In 1811, the Lincolns moved to a 230-acre farm on Knob Creek owned by a George Lindsey. Having spent money for legal counsel in the ongoing Mather lawsuit, Thomas could only afford to lease 30 acres of the Lindsey tract; he selected the bottomland portion of it on which to establish yet another farm. Knob Creek is a tributary of the Rolling Fork River, and the creek valley on this new farm contained some of the best farmland in Hardin County. A well-traveled road from Bardstown, Kentucky, to Nashville, Tennessee, ran through the property. Abraham Lincoln's earliest recollections were of the Knob Creek place. 

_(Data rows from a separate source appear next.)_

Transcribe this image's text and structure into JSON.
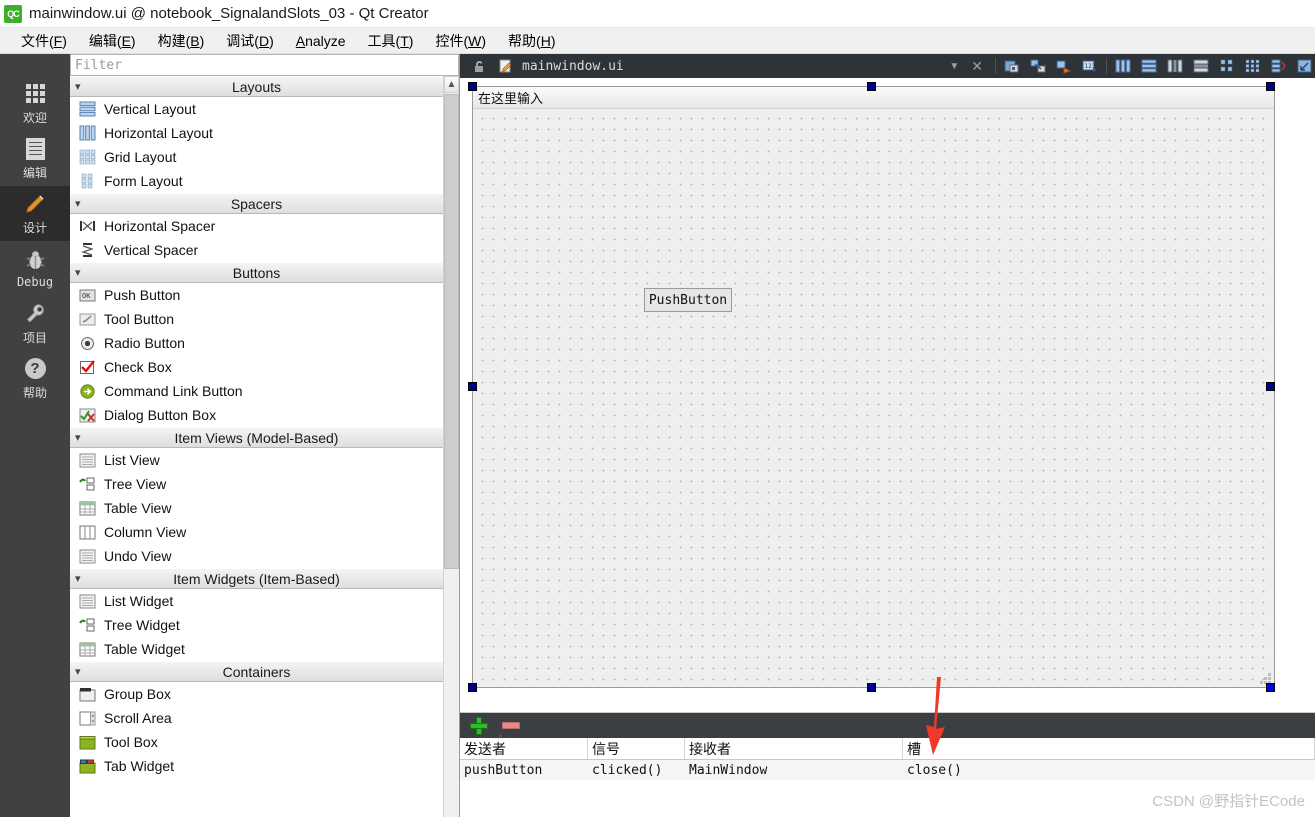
{
  "window": {
    "title": "mainwindow.ui @ notebook_SignalandSlots_03 - Qt Creator",
    "logo_text": "QC"
  },
  "menubar": {
    "items": [
      {
        "label": "文件",
        "mnemonic": "F"
      },
      {
        "label": "编辑",
        "mnemonic": "E"
      },
      {
        "label": "构建",
        "mnemonic": "B"
      },
      {
        "label": "调试",
        "mnemonic": "D"
      },
      {
        "label": "Analyze",
        "mnemonic": "A"
      },
      {
        "label": "工具",
        "mnemonic": "T"
      },
      {
        "label": "控件",
        "mnemonic": "W"
      },
      {
        "label": "帮助",
        "mnemonic": "H"
      }
    ]
  },
  "modebar": {
    "items": [
      {
        "label": "欢迎",
        "icon": "grid-icon",
        "active": false
      },
      {
        "label": "编辑",
        "icon": "document-icon",
        "active": false
      },
      {
        "label": "设计",
        "icon": "pencil-icon",
        "active": true
      },
      {
        "label": "Debug",
        "icon": "bug-icon",
        "active": false
      },
      {
        "label": "项目",
        "icon": "wrench-icon",
        "active": false
      },
      {
        "label": "帮助",
        "icon": "question-mark-icon",
        "active": false
      }
    ]
  },
  "editor_tab": {
    "file_name": "mainwindow.ui",
    "lock_icon": "unlocked-padlock-icon",
    "file_icon": "ui-file-icon",
    "dropdown_icon": "chevron-down-icon",
    "close_icon": "close-icon",
    "toolbar_icons": [
      "edit-widgets-icon",
      "edit-signals-slots-icon",
      "edit-buddies-icon",
      "edit-tab-order-icon",
      "layout-horizontally-icon",
      "layout-vertically-icon",
      "layout-splitter-horizontal-icon",
      "layout-splitter-vertical-icon",
      "layout-grid-icon",
      "layout-form-icon",
      "break-layout-icon",
      "adjust-size-icon"
    ]
  },
  "widget_box": {
    "filter_placeholder": "Filter",
    "scroll_up_icon": "chevron-up-icon",
    "sections": [
      {
        "title": "Layouts",
        "items": [
          {
            "label": "Vertical Layout",
            "icon": "vertical-layout-icon"
          },
          {
            "label": "Horizontal Layout",
            "icon": "horizontal-layout-icon"
          },
          {
            "label": "Grid Layout",
            "icon": "grid-layout-icon"
          },
          {
            "label": "Form Layout",
            "icon": "form-layout-icon"
          }
        ]
      },
      {
        "title": "Spacers",
        "items": [
          {
            "label": "Horizontal Spacer",
            "icon": "horizontal-spacer-icon"
          },
          {
            "label": "Vertical Spacer",
            "icon": "vertical-spacer-icon"
          }
        ]
      },
      {
        "title": "Buttons",
        "items": [
          {
            "label": "Push Button",
            "icon": "push-button-icon"
          },
          {
            "label": "Tool Button",
            "icon": "tool-button-icon"
          },
          {
            "label": "Radio Button",
            "icon": "radio-button-icon"
          },
          {
            "label": "Check Box",
            "icon": "check-box-icon"
          },
          {
            "label": "Command Link Button",
            "icon": "command-link-button-icon"
          },
          {
            "label": "Dialog Button Box",
            "icon": "dialog-button-box-icon"
          }
        ]
      },
      {
        "title": "Item Views (Model-Based)",
        "items": [
          {
            "label": "List View",
            "icon": "list-view-icon"
          },
          {
            "label": "Tree View",
            "icon": "tree-view-icon"
          },
          {
            "label": "Table View",
            "icon": "table-view-icon"
          },
          {
            "label": "Column View",
            "icon": "column-view-icon"
          },
          {
            "label": "Undo View",
            "icon": "undo-view-icon"
          }
        ]
      },
      {
        "title": "Item Widgets (Item-Based)",
        "items": [
          {
            "label": "List Widget",
            "icon": "list-widget-icon"
          },
          {
            "label": "Tree Widget",
            "icon": "tree-widget-icon"
          },
          {
            "label": "Table Widget",
            "icon": "table-widget-icon"
          }
        ]
      },
      {
        "title": "Containers",
        "items": [
          {
            "label": "Group Box",
            "icon": "group-box-icon"
          },
          {
            "label": "Scroll Area",
            "icon": "scroll-area-icon"
          },
          {
            "label": "Tool Box",
            "icon": "tool-box-icon"
          },
          {
            "label": "Tab Widget",
            "icon": "tab-widget-icon"
          }
        ]
      }
    ]
  },
  "form": {
    "menubar_placeholder": "在这里输入",
    "push_button_label": "PushButton"
  },
  "signal_slot_editor": {
    "add_button_icon": "plus-icon",
    "remove_button_icon": "minus-icon",
    "columns": [
      "发送者",
      "信号",
      "接收者",
      "槽"
    ],
    "sort_indicator": "^",
    "rows": [
      {
        "sender": "pushButton",
        "signal": "clicked()",
        "receiver": "MainWindow",
        "slot": "close()"
      }
    ]
  },
  "annotation": {
    "arrow": "red-down-arrow",
    "target": "add-connection-button"
  },
  "watermark": {
    "text": "CSDN @野指针ECode"
  }
}
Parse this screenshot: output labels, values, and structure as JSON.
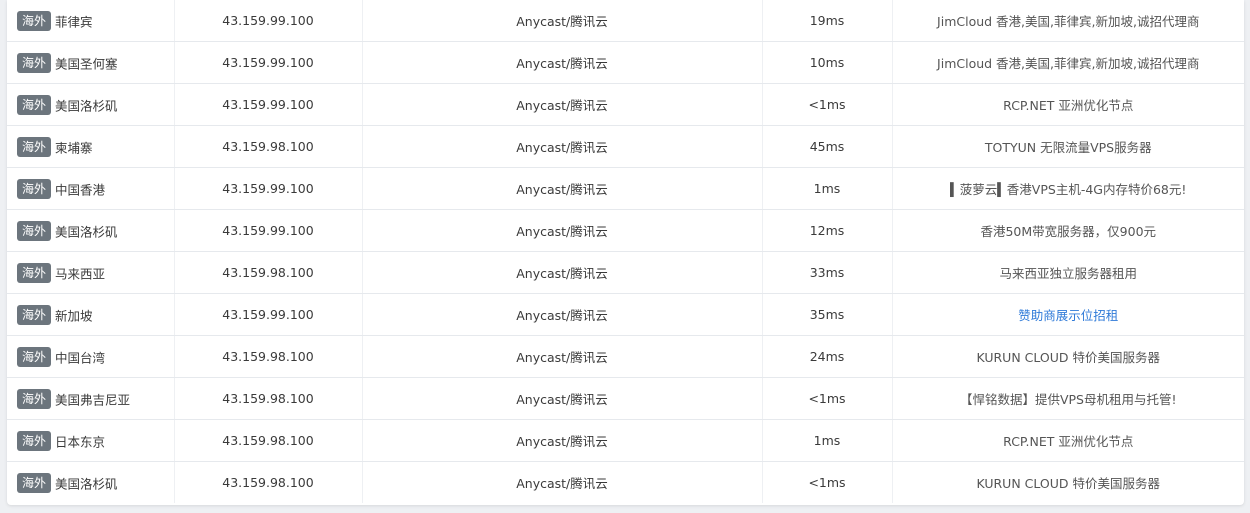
{
  "rows": [
    {
      "tag": "海外",
      "location": "菲律宾",
      "ip": "43.159.99.100",
      "isp": "Anycast/腾讯云",
      "ping": "19ms",
      "ad": "JimCloud 香港,美国,菲律宾,新加坡,诚招代理商",
      "ad_link": false
    },
    {
      "tag": "海外",
      "location": "美国圣何塞",
      "ip": "43.159.99.100",
      "isp": "Anycast/腾讯云",
      "ping": "10ms",
      "ad": "JimCloud 香港,美国,菲律宾,新加坡,诚招代理商",
      "ad_link": false
    },
    {
      "tag": "海外",
      "location": "美国洛杉矶",
      "ip": "43.159.99.100",
      "isp": "Anycast/腾讯云",
      "ping": "<1ms",
      "ad": "RCP.NET 亚洲优化节点",
      "ad_link": false
    },
    {
      "tag": "海外",
      "location": "柬埔寨",
      "ip": "43.159.98.100",
      "isp": "Anycast/腾讯云",
      "ping": "45ms",
      "ad": "TOTYUN 无限流量VPS服务器",
      "ad_link": false
    },
    {
      "tag": "海外",
      "location": "中国香港",
      "ip": "43.159.99.100",
      "isp": "Anycast/腾讯云",
      "ping": "1ms",
      "ad": "▍菠萝云▍香港VPS主机-4G内存特价68元!",
      "ad_link": false
    },
    {
      "tag": "海外",
      "location": "美国洛杉矶",
      "ip": "43.159.99.100",
      "isp": "Anycast/腾讯云",
      "ping": "12ms",
      "ad": "香港50M带宽服务器，仅900元",
      "ad_link": false
    },
    {
      "tag": "海外",
      "location": "马来西亚",
      "ip": "43.159.98.100",
      "isp": "Anycast/腾讯云",
      "ping": "33ms",
      "ad": "马来西亚独立服务器租用",
      "ad_link": false
    },
    {
      "tag": "海外",
      "location": "新加坡",
      "ip": "43.159.99.100",
      "isp": "Anycast/腾讯云",
      "ping": "35ms",
      "ad": "赞助商展示位招租",
      "ad_link": true
    },
    {
      "tag": "海外",
      "location": "中国台湾",
      "ip": "43.159.98.100",
      "isp": "Anycast/腾讯云",
      "ping": "24ms",
      "ad": "KURUN CLOUD 特价美国服务器",
      "ad_link": false
    },
    {
      "tag": "海外",
      "location": "美国弗吉尼亚",
      "ip": "43.159.98.100",
      "isp": "Anycast/腾讯云",
      "ping": "<1ms",
      "ad": "【悍铭数据】提供VPS母机租用与托管!",
      "ad_link": false
    },
    {
      "tag": "海外",
      "location": "日本东京",
      "ip": "43.159.98.100",
      "isp": "Anycast/腾讯云",
      "ping": "1ms",
      "ad": "RCP.NET 亚洲优化节点",
      "ad_link": false
    },
    {
      "tag": "海外",
      "location": "美国洛杉矶",
      "ip": "43.159.98.100",
      "isp": "Anycast/腾讯云",
      "ping": "<1ms",
      "ad": "KURUN CLOUD 特价美国服务器",
      "ad_link": false
    }
  ],
  "colors": {
    "tag_bg": "#6c757d",
    "link": "#2f7ad8",
    "page_bg": "#eef0f3"
  }
}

Far from being an impoverished vagabond, Thomas Lincoln during these Kentucky years was a respected community member and a successful farmer and carpenter. Had they been able to secure clear title, the Lincolns might well have stayed at the Sinking Spring Farm.  After being forced off that farm, Lincoln continued legal action until the case was settled against him in 1815. His only recourse in 1811 was to find a place nearby where he could raise his family and continue to argue his case in the Hardin Circuit Court. Thomas Lincoln had title problems with all three of his Kentucky farms. When he sold the Mill Creek farm in 1814, he lost money because it turned out to be smaller than he had believed. Thomas abandoned the Sinking Spring Farm against his wishes, and in 1815, an out-of-state claimant sought to eject him from the Knob Creek farm. Ironically, Thomas Lincoln became a competent land surveyor during this time; unfortunately he never was able to survey Kentucky land that he owned. Frustrated over the tangled status of Kentucky land titles, Thomas moved his family to Indiana in 1817, when Abraham was seven.  The federal government under the provisions of the Ordinance of 1785 had surveyed Indiana, making Indiana titles more secure. It is just possible that his father's problems with land titles had some influence on Abraham Lincoln's later decisions to learn surveying and become an attorney.
Last Updated: 22-Jan-2003